    If you want to continue a dialogue about these things, I suggest that we pick one small claim or idea and see if we can agree on the validity of its particular scientific worth.


  8. Quote mining a paleontologist from the early 80s is a favored tactic of creationists.

    To be blunt we have discovered more fossils in the last 20 years than the previous 50.

    But even then, we can completely ignore the fossil record if you like and the evidence is still there.

    So if we were to choose one claim, then how about the data from the chromosomal record. In particular human chromosome 2. Maybe not the most elegant bit of data, but I am curious how it gets explained without evolution.

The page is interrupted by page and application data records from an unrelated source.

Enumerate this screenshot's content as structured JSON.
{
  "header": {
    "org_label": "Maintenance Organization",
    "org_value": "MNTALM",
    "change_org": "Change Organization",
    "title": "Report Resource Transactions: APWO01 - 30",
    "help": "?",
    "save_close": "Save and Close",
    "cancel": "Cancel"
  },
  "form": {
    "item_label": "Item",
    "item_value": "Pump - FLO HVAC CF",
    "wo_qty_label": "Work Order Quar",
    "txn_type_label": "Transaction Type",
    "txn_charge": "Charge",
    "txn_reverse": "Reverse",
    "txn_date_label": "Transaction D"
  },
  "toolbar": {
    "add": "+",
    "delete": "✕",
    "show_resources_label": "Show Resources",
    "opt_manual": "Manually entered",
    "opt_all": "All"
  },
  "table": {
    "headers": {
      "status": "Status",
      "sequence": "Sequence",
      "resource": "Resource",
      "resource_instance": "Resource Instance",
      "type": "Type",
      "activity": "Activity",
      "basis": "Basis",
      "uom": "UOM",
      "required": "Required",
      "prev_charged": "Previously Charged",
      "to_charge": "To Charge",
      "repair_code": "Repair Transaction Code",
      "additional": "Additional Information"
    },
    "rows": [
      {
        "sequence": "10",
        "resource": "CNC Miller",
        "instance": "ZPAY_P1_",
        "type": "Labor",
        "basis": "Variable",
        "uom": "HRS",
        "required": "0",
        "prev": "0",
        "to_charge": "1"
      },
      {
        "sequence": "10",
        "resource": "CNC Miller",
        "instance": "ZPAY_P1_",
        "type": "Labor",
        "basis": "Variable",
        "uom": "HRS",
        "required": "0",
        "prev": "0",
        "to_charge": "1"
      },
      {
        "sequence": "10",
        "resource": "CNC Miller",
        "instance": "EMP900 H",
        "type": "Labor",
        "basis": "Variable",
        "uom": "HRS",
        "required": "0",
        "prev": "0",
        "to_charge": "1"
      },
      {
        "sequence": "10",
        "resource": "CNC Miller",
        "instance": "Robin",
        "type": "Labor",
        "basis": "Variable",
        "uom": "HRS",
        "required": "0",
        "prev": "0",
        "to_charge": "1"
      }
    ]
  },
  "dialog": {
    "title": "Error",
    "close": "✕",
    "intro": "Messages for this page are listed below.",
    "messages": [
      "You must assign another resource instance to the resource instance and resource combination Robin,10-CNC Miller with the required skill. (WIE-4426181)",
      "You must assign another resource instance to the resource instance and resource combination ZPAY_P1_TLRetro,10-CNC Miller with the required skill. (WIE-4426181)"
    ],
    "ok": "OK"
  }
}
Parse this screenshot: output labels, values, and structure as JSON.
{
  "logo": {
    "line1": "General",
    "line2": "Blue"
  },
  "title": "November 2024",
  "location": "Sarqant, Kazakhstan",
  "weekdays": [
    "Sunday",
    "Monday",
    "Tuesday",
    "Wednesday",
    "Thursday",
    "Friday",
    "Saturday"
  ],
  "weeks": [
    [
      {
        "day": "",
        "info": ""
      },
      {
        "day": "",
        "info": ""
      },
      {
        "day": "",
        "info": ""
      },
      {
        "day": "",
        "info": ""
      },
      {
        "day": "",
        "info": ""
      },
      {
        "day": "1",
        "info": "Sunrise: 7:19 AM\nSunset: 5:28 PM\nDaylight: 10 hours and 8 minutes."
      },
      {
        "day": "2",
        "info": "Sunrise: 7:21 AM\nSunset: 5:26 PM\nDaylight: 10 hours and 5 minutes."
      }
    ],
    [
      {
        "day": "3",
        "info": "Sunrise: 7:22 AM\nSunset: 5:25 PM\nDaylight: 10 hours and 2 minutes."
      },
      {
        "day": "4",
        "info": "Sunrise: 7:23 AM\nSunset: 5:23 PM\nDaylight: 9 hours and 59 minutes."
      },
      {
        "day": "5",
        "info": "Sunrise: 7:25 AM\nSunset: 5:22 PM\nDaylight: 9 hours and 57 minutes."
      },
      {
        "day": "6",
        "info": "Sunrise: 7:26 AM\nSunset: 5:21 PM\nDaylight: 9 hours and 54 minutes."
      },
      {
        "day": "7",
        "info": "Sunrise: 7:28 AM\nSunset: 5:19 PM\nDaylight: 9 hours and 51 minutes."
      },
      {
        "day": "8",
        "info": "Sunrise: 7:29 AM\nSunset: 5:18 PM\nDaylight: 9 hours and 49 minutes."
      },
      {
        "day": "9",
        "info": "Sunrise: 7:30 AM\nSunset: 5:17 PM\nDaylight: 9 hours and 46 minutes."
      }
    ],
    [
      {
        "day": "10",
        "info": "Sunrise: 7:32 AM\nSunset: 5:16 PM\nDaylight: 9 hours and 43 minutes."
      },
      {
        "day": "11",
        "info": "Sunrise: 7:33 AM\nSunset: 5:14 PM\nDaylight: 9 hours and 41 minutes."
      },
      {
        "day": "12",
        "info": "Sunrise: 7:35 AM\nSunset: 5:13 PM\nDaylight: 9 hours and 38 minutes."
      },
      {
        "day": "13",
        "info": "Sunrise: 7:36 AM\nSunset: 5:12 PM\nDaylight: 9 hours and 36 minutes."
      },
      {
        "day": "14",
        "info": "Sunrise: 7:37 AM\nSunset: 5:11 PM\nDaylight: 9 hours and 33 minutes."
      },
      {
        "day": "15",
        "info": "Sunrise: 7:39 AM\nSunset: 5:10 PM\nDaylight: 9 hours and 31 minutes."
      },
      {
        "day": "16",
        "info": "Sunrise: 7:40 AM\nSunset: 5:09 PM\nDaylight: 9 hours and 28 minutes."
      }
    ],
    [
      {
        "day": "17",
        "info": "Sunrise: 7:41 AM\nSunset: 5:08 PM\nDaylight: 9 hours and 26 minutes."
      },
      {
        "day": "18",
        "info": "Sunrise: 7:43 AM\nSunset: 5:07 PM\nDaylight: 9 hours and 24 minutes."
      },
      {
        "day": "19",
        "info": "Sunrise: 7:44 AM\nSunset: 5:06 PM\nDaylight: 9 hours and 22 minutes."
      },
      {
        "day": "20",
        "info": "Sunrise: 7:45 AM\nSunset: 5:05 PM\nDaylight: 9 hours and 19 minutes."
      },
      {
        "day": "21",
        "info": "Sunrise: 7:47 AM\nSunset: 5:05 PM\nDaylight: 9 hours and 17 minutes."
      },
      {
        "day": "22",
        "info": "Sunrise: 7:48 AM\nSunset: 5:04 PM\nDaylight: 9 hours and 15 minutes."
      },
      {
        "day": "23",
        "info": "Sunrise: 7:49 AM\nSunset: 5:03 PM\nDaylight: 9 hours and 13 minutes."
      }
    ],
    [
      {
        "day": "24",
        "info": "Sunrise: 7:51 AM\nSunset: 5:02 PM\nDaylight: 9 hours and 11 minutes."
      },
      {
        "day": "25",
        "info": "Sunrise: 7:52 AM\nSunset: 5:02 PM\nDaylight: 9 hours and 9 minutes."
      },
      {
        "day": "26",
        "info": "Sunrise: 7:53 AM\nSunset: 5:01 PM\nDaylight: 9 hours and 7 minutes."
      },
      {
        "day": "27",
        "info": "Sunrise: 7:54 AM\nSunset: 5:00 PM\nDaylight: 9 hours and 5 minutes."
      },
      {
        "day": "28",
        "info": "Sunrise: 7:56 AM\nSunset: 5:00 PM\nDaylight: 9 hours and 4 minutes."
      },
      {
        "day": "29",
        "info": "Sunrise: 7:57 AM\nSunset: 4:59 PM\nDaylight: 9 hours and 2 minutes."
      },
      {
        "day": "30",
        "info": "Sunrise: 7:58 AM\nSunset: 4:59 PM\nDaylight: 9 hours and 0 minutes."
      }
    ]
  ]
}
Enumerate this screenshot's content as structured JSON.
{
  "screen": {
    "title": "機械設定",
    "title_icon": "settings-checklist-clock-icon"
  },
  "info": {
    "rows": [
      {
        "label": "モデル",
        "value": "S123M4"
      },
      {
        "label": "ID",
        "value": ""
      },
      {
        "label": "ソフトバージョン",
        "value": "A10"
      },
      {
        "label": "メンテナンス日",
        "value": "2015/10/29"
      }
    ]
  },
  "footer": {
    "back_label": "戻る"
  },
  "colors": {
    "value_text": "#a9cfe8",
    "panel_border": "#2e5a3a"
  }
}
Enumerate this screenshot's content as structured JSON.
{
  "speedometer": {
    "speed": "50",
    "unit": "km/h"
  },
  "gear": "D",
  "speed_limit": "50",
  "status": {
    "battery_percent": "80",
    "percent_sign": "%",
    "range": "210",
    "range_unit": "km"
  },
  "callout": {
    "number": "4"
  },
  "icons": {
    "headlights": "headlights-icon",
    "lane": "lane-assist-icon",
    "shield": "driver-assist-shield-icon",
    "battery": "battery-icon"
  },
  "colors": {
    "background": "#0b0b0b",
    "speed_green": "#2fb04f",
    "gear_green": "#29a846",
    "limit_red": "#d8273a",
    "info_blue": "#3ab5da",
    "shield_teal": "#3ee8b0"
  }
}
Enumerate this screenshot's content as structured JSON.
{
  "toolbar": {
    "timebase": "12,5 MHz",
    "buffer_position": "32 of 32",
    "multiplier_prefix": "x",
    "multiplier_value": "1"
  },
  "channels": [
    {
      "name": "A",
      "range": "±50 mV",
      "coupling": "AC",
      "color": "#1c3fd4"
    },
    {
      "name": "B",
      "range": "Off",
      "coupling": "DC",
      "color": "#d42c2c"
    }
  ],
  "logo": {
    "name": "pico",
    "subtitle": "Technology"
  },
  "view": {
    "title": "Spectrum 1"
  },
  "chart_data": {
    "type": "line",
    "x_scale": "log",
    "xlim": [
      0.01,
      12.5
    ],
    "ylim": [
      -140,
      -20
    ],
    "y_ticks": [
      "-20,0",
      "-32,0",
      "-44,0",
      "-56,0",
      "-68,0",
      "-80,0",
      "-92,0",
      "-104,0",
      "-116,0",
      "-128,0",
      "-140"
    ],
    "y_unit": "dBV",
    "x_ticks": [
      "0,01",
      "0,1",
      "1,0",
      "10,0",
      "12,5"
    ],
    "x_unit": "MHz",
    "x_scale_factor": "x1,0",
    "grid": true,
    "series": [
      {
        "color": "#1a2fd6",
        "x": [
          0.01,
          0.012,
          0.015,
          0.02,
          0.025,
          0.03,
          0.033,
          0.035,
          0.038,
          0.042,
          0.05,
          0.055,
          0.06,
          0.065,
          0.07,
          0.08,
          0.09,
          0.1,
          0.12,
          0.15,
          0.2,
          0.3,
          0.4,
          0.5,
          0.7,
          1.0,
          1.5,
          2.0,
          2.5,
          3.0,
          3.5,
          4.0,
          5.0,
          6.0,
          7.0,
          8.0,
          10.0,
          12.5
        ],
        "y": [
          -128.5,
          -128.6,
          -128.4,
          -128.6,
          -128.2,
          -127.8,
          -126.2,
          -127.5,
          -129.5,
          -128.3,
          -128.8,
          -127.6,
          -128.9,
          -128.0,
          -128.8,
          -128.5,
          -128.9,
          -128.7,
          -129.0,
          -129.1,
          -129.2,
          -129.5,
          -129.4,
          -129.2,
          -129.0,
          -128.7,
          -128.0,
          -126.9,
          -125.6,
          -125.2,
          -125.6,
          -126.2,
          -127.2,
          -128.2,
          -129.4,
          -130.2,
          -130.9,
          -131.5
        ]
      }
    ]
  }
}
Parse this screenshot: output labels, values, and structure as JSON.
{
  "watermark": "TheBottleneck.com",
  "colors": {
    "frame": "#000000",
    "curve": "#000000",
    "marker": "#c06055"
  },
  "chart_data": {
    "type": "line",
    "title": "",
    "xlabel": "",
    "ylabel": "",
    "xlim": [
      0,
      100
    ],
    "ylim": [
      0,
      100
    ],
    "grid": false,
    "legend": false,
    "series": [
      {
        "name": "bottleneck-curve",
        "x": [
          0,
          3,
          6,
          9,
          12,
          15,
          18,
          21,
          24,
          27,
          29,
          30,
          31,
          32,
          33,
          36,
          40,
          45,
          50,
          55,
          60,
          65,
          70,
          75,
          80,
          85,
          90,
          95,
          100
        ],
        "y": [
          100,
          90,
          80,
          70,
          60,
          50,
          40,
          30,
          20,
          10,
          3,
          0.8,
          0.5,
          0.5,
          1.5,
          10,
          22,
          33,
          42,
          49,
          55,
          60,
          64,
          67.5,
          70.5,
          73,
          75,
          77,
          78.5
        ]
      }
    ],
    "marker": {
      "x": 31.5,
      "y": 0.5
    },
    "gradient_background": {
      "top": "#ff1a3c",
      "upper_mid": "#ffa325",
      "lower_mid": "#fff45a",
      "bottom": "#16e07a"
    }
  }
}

  9. Ignoring the point of a quote is...significant.

    Using a baseball bat to score a run is favored by most professional ballplayers too, but a confident opponent still has to throw past the swing.

    As long as there is digging, there will be fossils found. But where are the missing links that should theoretically abound in this myriad of new fossils?

    So we will ignore that line then.

    Chromosome 2:
    How was the conclusion, that the two Ape chromosomes fused into the one man chromosome, reached except by the following method, that a generally intelligent friend of mine described:

    "They are all working from A Priori conclusions; they assume that there is NO god that created everything and are looking for the data to justify that point of view." [note: I changed one word of your statement from 'a' to 'NO'

    There is no need to 'explain' a simple fact of nature to ward of a claim that this proves evolution! If I have explain a supposed fusion then you would have to explain these following chromosome counts, as to why they are not in line with the evolutionary ladder:

    cosmarium (an algae)has 40, and 120 in another species of the same
    bacillus (fungi) 1
    saccarmyces (another fungi) 45
    chrysanthemum 18 in some, 36,and 198 in other 'species'
    agalena (an arachnid) 44
    hemidactylus (a gecko) has 48 like the apes
    as does the passer (sparrow), the erinaceus (hedgehog), the peromyscus (deer mouse)and the ovis (a sheep)

    Man, that was a lot of work just to show that there is no correspondence between number of chromosomes and the evolutionary scheme. If the posit is that the ape's chr. fused and formed man, then the corollary would be that there should be an unbroken chain of such fusing up the ladder.

    By the way, if the ape started out with 48 and two fused to form man, then shouldn't we have 47?